§ **WHAT YOU HAVE TO DO**: Each of the records below must be reproduced verbatim.

§ **EXCERPTED DATA**:

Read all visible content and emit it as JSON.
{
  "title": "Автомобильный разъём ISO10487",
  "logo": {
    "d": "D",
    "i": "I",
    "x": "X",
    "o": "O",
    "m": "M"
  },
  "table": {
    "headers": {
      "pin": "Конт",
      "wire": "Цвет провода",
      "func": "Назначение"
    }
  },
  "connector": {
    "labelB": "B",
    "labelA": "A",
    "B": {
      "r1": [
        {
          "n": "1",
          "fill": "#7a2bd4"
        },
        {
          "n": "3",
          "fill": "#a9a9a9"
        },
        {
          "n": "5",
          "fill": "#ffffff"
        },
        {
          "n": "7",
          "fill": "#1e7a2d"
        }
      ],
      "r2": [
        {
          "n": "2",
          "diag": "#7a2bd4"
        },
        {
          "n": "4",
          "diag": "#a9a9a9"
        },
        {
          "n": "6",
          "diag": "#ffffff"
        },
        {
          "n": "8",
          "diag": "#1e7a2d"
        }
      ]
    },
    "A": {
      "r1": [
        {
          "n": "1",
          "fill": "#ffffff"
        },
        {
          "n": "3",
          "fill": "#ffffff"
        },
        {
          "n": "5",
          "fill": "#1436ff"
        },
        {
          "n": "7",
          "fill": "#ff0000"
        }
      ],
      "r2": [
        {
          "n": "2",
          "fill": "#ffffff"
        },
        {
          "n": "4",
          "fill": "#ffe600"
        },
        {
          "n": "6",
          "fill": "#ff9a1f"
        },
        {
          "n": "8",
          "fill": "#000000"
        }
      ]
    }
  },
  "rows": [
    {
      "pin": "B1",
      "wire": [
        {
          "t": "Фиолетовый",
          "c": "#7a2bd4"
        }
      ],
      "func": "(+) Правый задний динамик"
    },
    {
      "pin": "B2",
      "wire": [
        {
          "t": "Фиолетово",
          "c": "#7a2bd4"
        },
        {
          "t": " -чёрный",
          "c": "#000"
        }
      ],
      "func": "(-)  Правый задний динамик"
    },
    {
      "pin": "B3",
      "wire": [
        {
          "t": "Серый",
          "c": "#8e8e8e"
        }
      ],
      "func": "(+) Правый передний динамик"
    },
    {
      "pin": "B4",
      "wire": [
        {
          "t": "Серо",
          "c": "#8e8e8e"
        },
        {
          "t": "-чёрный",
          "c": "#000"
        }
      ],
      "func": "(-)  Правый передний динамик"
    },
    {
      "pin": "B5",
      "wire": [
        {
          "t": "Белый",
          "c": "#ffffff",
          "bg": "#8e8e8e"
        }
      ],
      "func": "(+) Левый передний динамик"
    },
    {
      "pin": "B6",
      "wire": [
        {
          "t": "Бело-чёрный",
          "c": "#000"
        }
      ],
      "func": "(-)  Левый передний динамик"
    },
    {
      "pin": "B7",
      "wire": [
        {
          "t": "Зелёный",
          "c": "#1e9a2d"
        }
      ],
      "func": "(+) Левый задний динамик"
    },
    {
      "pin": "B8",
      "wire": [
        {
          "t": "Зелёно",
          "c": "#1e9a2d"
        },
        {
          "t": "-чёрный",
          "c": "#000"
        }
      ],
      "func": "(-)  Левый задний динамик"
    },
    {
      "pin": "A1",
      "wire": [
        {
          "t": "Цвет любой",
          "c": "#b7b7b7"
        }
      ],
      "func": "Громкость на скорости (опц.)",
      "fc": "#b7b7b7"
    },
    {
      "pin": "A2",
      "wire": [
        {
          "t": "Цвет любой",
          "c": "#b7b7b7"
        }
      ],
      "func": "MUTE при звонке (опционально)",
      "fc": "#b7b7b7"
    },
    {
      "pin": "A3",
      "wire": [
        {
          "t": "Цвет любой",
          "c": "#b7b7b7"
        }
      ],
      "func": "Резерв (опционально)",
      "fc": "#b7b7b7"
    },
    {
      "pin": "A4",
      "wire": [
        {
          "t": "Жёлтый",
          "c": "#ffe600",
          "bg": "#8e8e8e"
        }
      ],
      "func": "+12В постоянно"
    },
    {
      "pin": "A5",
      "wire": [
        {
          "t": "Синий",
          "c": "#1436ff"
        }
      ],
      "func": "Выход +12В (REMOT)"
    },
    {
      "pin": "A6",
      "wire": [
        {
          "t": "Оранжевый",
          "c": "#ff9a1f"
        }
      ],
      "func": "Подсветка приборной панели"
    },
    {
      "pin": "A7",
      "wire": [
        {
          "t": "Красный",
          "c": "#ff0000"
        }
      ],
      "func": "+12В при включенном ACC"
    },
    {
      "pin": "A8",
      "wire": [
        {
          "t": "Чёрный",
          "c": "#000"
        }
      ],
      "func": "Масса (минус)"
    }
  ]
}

§ **EXERCISE RESULT**:
Read all visible content and emit it as JSON.
{
  "title": "Автомобильный разъём ISO10487",
  "logo": {
    "d": "D",
    "i": "I",
    "x": "X",
    "o": "O",
    "m": "M"
  },
  "table": {
    "headers": {
      "pin": "Конт",
      "wire": "Цвет провода",
      "func": "Назначение"
    }
  },
  "connector": {
    "labelB": "B",
    "labelA": "A",
    "B": {
      "r1": [
        {
          "n": "1",
          "fill": "#7a2bd4"
        },
        {
          "n": "3",
          "fill": "#a9a9a9"
        },
        {
          "n": "5",
          "fill": "#ffffff"
        },
        {
          "n": "7",
          "fill": "#1e7a2d"
        }
      ],
      "r2": [
        {
          "n": "2",
          "diag": "#7a2bd4"
        },
        {
          "n": "4",
          "diag": "#a9a9a9"
        },
        {
          "n": "6",
          "diag": "#ffffff"
        },
        {
          "n": "8",
          "diag": "#1e7a2d"
        }
      ]
    },
    "A": {
      "r1": [
        {
          "n": "1",
          "fill": "#ffffff"
        },
        {
          "n": "3",
          "fill": "#ffffff"
        },
        {
          "n": "5",
          "fill": "#1436ff"
        },
        {
          "n": "7",
          "fill": "#ff0000"
        }
      ],
      "r2": [
        {
          "n": "2",
          "fill": "#ffffff"
        },
        {
          "n": "4",
          "fill": "#ffe600"
        },
        {
          "n": "6",
          "fill": "#ff9a1f"
        },
        {
          "n": "8",
          "fill": "#000000"
        }
      ]
    }
  },
  "rows": [
    {
      "pin": "B1",
      "wire": [
        {
          "t": "Фиолетовый",
          "c": "#7a2bd4"
        }
      ],
      "func": "(+) Правый задний динамик"
    },
    {
      "pin": "B2",
      "wire": [
        {
          "t": "Фиолетово",
          "c": "#7a2bd4"
        },
        {
          "t": " -чёрный",
          "c": "#000"
        }
      ],
      "func": "(-)  Правый задний динамик"
    },
    {
      "pin": "B3",
      "wire": [
        {
          "t": "Серый",
          "c": "#8e8e8e"
        }
      ],
      "func": "(+) Правый передний динамик"
    },
    {
      "pin": "B4",
      "wire": [
        {
          "t": "Серо",
          "c": "#8e8e8e"
        },
        {
          "t": "-чёрный",
          "c": "#000"
        }
      ],
      "func": "(-)  Правый передний динамик"
    },
    {
      "pin": "B5",
      "wire": [
        {
          "t": "Белый",
          "c": "#ffffff",
          "bg": "#8e8e8e"
        }
      ],
      "func": "(+) Левый передний динамик"
    },
    {
      "pin": "B6",
      "wire": [
        {
          "t": "Бело-чёрный",
          "c": "#000"
        }
      ],
      "func": "(-)  Левый передний динамик"
    },
    {
      "pin": "B7",
      "wire": [
        {
          "t": "Зелёный",
          "c": "#1e9a2d"
        }
      ],
      "func": "(+) Левый задний динамик"
    },
    {
      "pin": "B8",
      "wire": [
        {
          "t": "Зелёно",
          "c": "#1e9a2d"
        },
        {
          "t": "-чёрный",
          "c": "#000"
        }
      ],
      "func": "(-)  Левый задний динамик"
    },
    {
      "pin": "A1",
      "wire": [
        {
          "t": "Цвет любой",
          "c": "#b7b7b7"
        }
      ],
      "func": "Громкость на скорости (опц.)",
      "fc": "#b7b7b7"
    },
    {
      "pin": "A2",
      "wire": [
        {
          "t": "Цвет любой",
          "c": "#b7b7b7"
        }
      ],
      "func": "MUTE при звонке (опционально)",
      "fc": "#b7b7b7"
    },
    {
      "pin": "A3",
      "wire": [
        {
          "t": "Цвет любой",
          "c": "#b7b7b7"
        }
      ],
      "func": "Резерв (опционально)",
      "fc": "#b7b7b7"
    },
    {
      "pin": "A4",
      "wire": [
        {
          "t": "Жёлтый",
          "c": "#ffe600",
          "bg": "#8e8e8e"
        }
      ],
      "func": "+12В постоянно"
    },
    {
      "pin": "A5",
      "wire": [
        {
          "t": "Синий",
          "c": "#1436ff"
        }
      ],
      "func": "Выход +12В (REMOT)"
    },
    {
      "pin": "A6",
      "wire": [
        {
          "t": "Оранжевый",
          "c": "#ff9a1f"
        }
      ],
      "func": "Подсветка приборной панели"
    },
    {
      "pin": "A7",
      "wire": [
        {
          "t": "Красный",
          "c": "#ff0000"
        }
      ],
      "func": "+12В при включенном ACC"
    },
    {
      "pin": "A8",
      "wire": [
        {
          "t": "Чёрный",
          "c": "#000"
        }
      ],
      "func": "Масса (минус)"
    }
  ]
}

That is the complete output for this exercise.